Victoria's Secret Uses Controversial Burkina Faso Cotton
Victoria's Secret go-to destination for the man looking to buy the woman in his life a little Christmas joy. It also provides the man with a little festive cheer. But this year, you may want to think twice before slipping on that sexy little something, as Victoria Secret's cotton has been linked to child labor.
A recent Bloomberg Markets Magazine reports that underage, mistreated African children have been forced to plant and pick organic, fair-trade cotton used in some of the company's underwear. In the piece, Bloomberg highlights a typical day as faced by 13-year-old Clarisse Kambire, as well as six other children who work on organic-cotton farms in Burkina Faso:
"Clarisse Kambire’s nightmare rarely changes. It’s daytime. In a field of cotton plants that burst with purple and white flowers, a man in rags towers over her, a stick raised above his head. Then a voice booms, jerking Clarisse from her slumber and making her heart leap. 'Get up!'"

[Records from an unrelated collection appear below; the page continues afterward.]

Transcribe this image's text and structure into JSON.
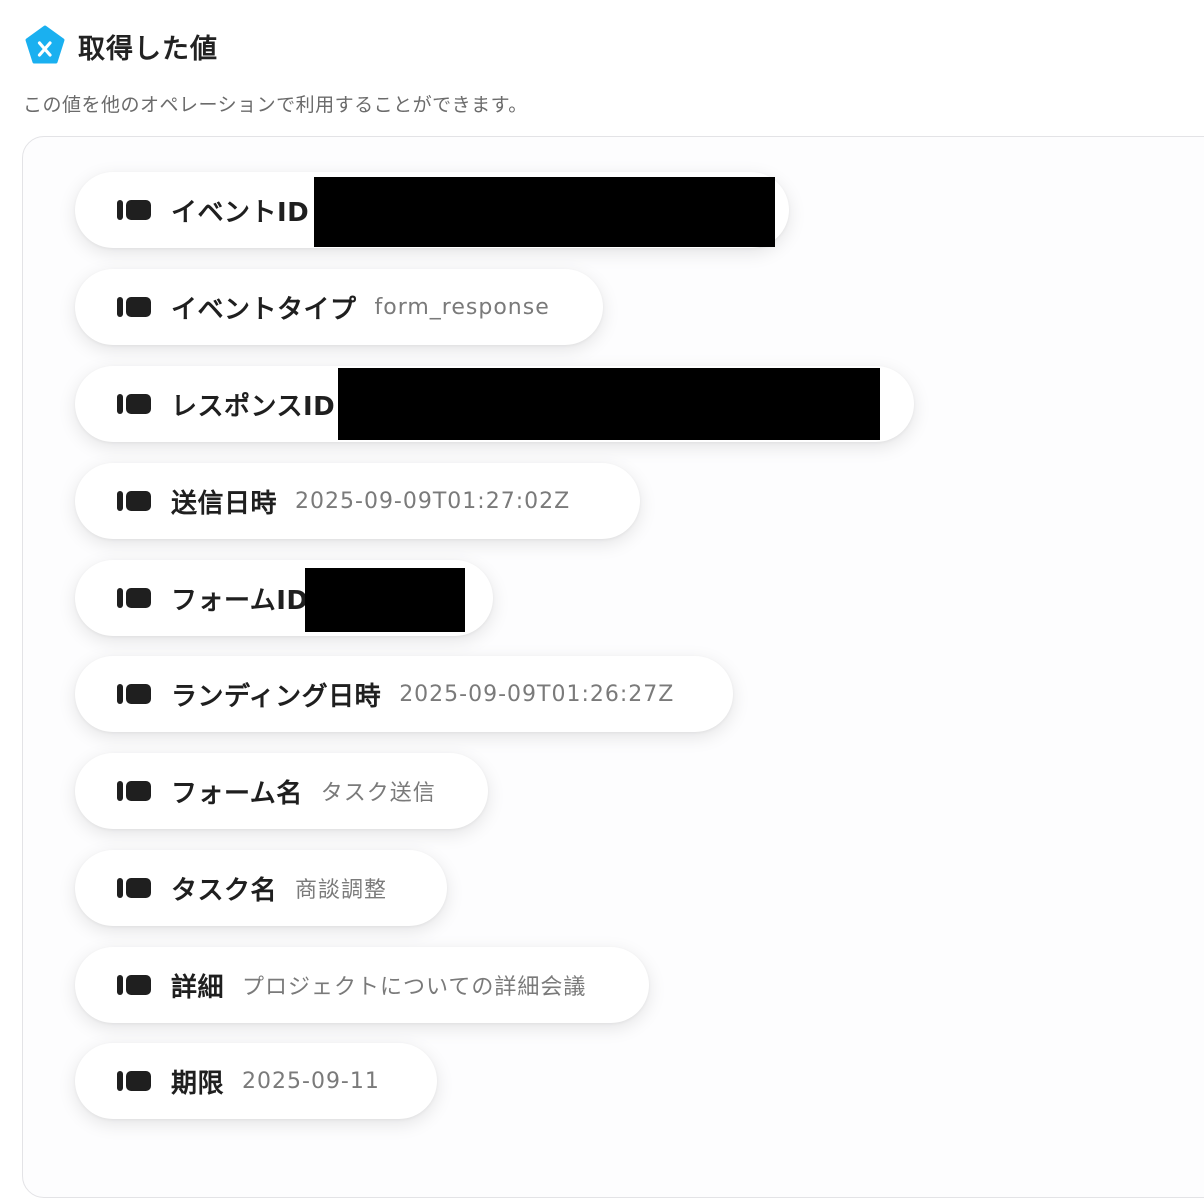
{
  "header": {
    "title": "取得した値",
    "description": "この値を他のオペレーションで利用することができます。",
    "icon": "yoom-logo-icon",
    "accent_color": "#1ab0f0"
  },
  "items": [
    {
      "label": "イベントID",
      "value": "",
      "redacted": true
    },
    {
      "label": "イベントタイプ",
      "value": "form_response",
      "redacted": false
    },
    {
      "label": "レスポンスID",
      "value": "",
      "redacted": true
    },
    {
      "label": "送信日時",
      "value": "2025-09-09T01:27:02Z",
      "redacted": false
    },
    {
      "label": "フォームID",
      "value": "",
      "redacted": true
    },
    {
      "label": "ランディング日時",
      "value": "2025-09-09T01:26:27Z",
      "redacted": false
    },
    {
      "label": "フォーム名",
      "value": "タスク送信",
      "redacted": false
    },
    {
      "label": "タスク名",
      "value": "商談調整",
      "redacted": false
    },
    {
      "label": "詳細",
      "value": "プロジェクトについての詳細会議",
      "redacted": false
    },
    {
      "label": "期限",
      "value": "2025-09-11",
      "redacted": false
    }
  ]
}
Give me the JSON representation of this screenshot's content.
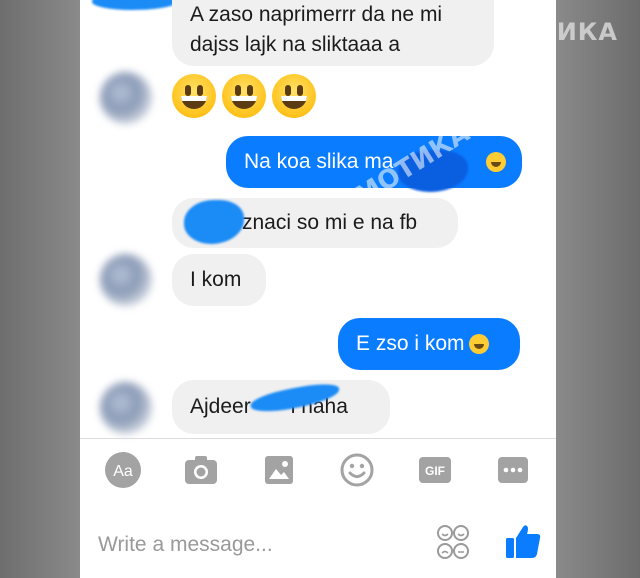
{
  "watermark": "МОТИКА",
  "watermark_diag": "МОТИКА",
  "messages": {
    "m1": "A zaso naprimerrr da ne mi dajss lajk na sliktaaa a",
    "m1_line1": "A zaso naprimerrr da ne mi",
    "m1_line2": "dajss lajk na sliktaaa a",
    "m3": "Na koa slika ma",
    "m4": "znaci so mi e na fb",
    "m5": "I kom",
    "m6": "E zso i kom",
    "m7_part1": "Ajdeer",
    "m7_part2": "i naha"
  },
  "toolbar": {
    "aa_label": "Aa",
    "gif_label": "GIF"
  },
  "composer": {
    "placeholder": "Write a message..."
  },
  "colors": {
    "outgoing": "#0a7cff",
    "incoming": "#f1f0f0",
    "icon": "#9a9a9a",
    "like": "#0a7cff"
  }
}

Earlier this year, the U.S. Labor Department reported that Burkina Faso was one of more than a dozen countries using children in the production of cotton. The article then went on to emphasize a pair of zebra-print, hip-hugger panties, sold for $8.50 (U.S.) at the lingerie retailer in October. “Made with 20 per cent organic fibers from Burkina Faso,” reads a stamp on the garment.
Worrying stuff, but what do Victoria's Secret have to say about the allegations?
In a statement released on their website, Limited Brands (the parent company of Victoria's Secret) said that "Burkina Faso used in a small portion of our Victoria’s Secret panty styles was grown on farms that use child labor."
Depending on findings however, they are "prepared to take swift action to prevent the illegal use of child labor in the fields where we source Fairtrade-certified organic cotton in Burkina Faso."
That doesn't necessarily mean that the Angels will be boycotting Burkina Faso cotton all together, but does it mean that we consumers should be boycotting the lingerie. What do you think?